As part of its programs and activities to support girl child education and save girls from forced marriages, GCI compiles a list of scholarships and opportunities that are available for girls to continue their education at the university level. They share these opportunities with girls in high school to inspire them and give them hope that they can get a university education and achieve their dreams without being forced into marriage. The team assists girls with the application process. 

Nyakim,* one of several girls who have won scholarships and pursued their educational dreams with the help of GCI, completed her high school education at age 19 in 2022. At that point, her family wanted her to get married. But she didn’t want to get married yet. “I had dreams of going to the university after high school to study software engineering, but that was not what my parents wanted. They wanted me to get married. Each time I tried to talk to them, they wouldn’t listen. They started looking for a suitor for me,” Nyakim said. 

The pressure from her parents to get married impacted her mental health. “I felt really bad like I didn’t have a say about my life. I was helpless, and each time I thought about it, I cried and suffered panic attacks a few times,” she said.  

She turned to GCI, and the team helped her to apply for the Mastercard Foundation Scholarship, which she won. She is now in her first year at the United States International University in Nairobi, studying software engineering on scholarship. “I cried when I saw that I had gotten the scholarship because I knew I was free from forced marriage,” Nyakim said. 

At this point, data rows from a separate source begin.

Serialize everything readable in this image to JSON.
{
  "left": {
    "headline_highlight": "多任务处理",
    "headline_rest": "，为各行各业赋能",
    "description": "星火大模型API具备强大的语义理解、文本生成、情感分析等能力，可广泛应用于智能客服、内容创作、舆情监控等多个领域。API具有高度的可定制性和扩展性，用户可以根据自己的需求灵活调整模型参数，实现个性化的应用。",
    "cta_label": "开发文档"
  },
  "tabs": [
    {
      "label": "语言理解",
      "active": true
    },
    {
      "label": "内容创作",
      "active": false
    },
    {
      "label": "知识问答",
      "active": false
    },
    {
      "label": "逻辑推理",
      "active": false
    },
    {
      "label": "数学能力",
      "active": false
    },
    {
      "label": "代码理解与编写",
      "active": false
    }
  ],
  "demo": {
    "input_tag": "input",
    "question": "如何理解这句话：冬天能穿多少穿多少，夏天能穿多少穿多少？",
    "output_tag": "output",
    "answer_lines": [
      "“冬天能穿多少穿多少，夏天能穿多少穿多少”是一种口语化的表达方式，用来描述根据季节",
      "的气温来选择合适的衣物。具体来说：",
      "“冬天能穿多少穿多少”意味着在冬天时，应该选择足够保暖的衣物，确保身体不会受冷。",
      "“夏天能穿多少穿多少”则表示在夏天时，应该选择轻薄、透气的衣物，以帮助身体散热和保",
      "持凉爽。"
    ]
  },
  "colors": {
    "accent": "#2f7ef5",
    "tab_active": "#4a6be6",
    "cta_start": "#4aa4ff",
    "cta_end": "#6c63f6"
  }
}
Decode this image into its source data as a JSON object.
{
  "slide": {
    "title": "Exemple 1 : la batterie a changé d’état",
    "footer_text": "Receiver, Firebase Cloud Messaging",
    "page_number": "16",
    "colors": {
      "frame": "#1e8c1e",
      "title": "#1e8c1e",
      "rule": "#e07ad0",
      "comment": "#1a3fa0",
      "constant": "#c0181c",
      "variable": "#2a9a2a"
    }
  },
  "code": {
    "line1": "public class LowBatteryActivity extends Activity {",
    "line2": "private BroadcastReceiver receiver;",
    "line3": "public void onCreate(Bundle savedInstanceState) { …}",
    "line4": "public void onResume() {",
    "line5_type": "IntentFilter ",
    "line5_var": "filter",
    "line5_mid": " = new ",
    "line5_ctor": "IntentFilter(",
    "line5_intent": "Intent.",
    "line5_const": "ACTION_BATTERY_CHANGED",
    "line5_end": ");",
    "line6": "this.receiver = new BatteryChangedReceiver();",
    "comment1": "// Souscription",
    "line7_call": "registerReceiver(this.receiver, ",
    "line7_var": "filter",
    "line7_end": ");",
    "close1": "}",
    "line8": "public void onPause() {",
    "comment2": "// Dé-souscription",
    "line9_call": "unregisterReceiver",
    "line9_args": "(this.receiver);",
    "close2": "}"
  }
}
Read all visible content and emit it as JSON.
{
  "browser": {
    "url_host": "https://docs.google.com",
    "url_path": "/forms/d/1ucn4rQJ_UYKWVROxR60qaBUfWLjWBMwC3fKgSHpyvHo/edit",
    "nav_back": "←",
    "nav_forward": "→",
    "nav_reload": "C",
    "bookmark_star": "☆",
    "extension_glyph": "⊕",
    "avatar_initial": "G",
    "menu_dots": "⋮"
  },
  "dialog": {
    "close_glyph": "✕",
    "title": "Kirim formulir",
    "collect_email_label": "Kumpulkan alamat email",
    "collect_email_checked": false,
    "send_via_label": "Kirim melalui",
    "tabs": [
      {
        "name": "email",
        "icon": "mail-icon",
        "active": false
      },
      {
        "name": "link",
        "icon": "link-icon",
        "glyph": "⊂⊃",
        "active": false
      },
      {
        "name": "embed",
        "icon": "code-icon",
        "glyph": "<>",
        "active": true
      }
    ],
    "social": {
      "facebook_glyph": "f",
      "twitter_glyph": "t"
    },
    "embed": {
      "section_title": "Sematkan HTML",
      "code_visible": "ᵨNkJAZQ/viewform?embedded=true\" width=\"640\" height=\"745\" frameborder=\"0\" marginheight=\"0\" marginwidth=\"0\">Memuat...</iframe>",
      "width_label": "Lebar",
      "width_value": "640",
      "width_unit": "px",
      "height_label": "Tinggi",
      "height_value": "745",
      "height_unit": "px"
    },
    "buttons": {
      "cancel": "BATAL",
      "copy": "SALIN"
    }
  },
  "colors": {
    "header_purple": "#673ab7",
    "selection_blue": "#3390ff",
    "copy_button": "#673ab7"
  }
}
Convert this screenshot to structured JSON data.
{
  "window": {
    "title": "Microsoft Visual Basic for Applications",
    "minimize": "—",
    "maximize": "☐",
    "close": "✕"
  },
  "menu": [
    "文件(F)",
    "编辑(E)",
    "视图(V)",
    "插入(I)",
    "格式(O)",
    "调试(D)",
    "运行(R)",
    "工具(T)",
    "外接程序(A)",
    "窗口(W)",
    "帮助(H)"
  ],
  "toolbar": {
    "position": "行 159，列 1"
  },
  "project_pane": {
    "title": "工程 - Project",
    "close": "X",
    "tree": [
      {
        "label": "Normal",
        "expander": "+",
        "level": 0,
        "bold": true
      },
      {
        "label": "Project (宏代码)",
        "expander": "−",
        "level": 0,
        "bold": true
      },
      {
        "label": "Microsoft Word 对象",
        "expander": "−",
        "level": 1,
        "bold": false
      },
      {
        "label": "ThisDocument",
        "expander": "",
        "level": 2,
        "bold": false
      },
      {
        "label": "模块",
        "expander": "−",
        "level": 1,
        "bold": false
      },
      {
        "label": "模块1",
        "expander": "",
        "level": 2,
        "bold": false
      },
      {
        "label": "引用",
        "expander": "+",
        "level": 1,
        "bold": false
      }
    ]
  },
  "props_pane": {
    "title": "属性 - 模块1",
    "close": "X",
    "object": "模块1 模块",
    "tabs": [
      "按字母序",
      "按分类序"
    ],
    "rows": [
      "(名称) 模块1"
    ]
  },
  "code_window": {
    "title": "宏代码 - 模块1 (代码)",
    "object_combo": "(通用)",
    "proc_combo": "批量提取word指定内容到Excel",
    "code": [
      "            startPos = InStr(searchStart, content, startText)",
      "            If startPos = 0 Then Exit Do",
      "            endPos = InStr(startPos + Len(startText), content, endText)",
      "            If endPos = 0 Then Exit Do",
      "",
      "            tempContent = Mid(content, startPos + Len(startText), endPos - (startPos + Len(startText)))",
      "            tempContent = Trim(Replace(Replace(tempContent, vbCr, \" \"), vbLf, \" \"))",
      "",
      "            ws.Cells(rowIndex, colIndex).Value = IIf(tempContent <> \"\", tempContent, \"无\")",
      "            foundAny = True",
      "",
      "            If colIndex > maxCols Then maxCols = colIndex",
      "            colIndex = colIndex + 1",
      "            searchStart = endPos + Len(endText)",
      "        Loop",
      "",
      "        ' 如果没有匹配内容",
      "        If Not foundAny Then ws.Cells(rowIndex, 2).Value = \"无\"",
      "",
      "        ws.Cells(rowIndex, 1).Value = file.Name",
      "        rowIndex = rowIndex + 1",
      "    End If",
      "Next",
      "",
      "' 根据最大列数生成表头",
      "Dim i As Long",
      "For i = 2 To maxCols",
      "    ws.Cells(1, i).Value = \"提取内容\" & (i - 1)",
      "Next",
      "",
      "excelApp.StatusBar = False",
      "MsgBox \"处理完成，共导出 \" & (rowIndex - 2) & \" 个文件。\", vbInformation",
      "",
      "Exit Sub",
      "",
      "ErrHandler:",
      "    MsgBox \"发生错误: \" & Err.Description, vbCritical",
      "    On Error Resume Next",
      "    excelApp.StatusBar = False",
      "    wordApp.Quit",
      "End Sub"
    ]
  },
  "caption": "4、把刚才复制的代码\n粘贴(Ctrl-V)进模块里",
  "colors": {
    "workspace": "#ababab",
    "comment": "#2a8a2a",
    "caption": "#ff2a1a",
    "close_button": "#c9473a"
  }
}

Female students in Kakuma during an awareness exercise by Girl Care Initiative

Still not free 

Many girls in the camp appreciate GCI’s work, but most parents and guardians do not. While the news of the scholarship excited Nyakim and the team at GCI, her parents continue to remind her that marriage is inevitable if she cannot retain her scholarship until graduation. And Achor’s uncle continues to pressure her whenever she is home for the holidays.   

“I am worried that the pressure could get worse after high school. My dream after high school is to go to university and prove to my uncle that education is something important that everyone deserves. But I’m not sure how I will be able to fight the pressure if it gets worse,” Achor said. 

Still, Achor counsels many girls in her school who are also under the pressure of early and forced marriages. “There are many girls in my school who face this problem. We have those who want to share their stories and some who don’t want to due to fear,” she said. 

The team at GCI sometimes suffers hostility from families who accuse them of spoiling the girls. “They believe we are giving too much and making the girls undisciplined. In an actual sense, what they mean is that the girls are learning to speak up for themselves and oppose being forced into marriage,” Ajang said. 

Achor and Nyakim are in school now, but they both dream of helping to fight child marriage in the camp in the future. “We want to prove to people in the camp that there’s more to girls than Kakuma’s walls and that girls can do so much with education. When you force girls to get married as children, you are limiting what they can do, and that is why we hope to help refugee girls in Kakuma and beyond fight for their rights,” Achor said.  

Girl Care Initiative is funded by donations from its members. To find out more: 

*Names changed to conceal the girls’ identities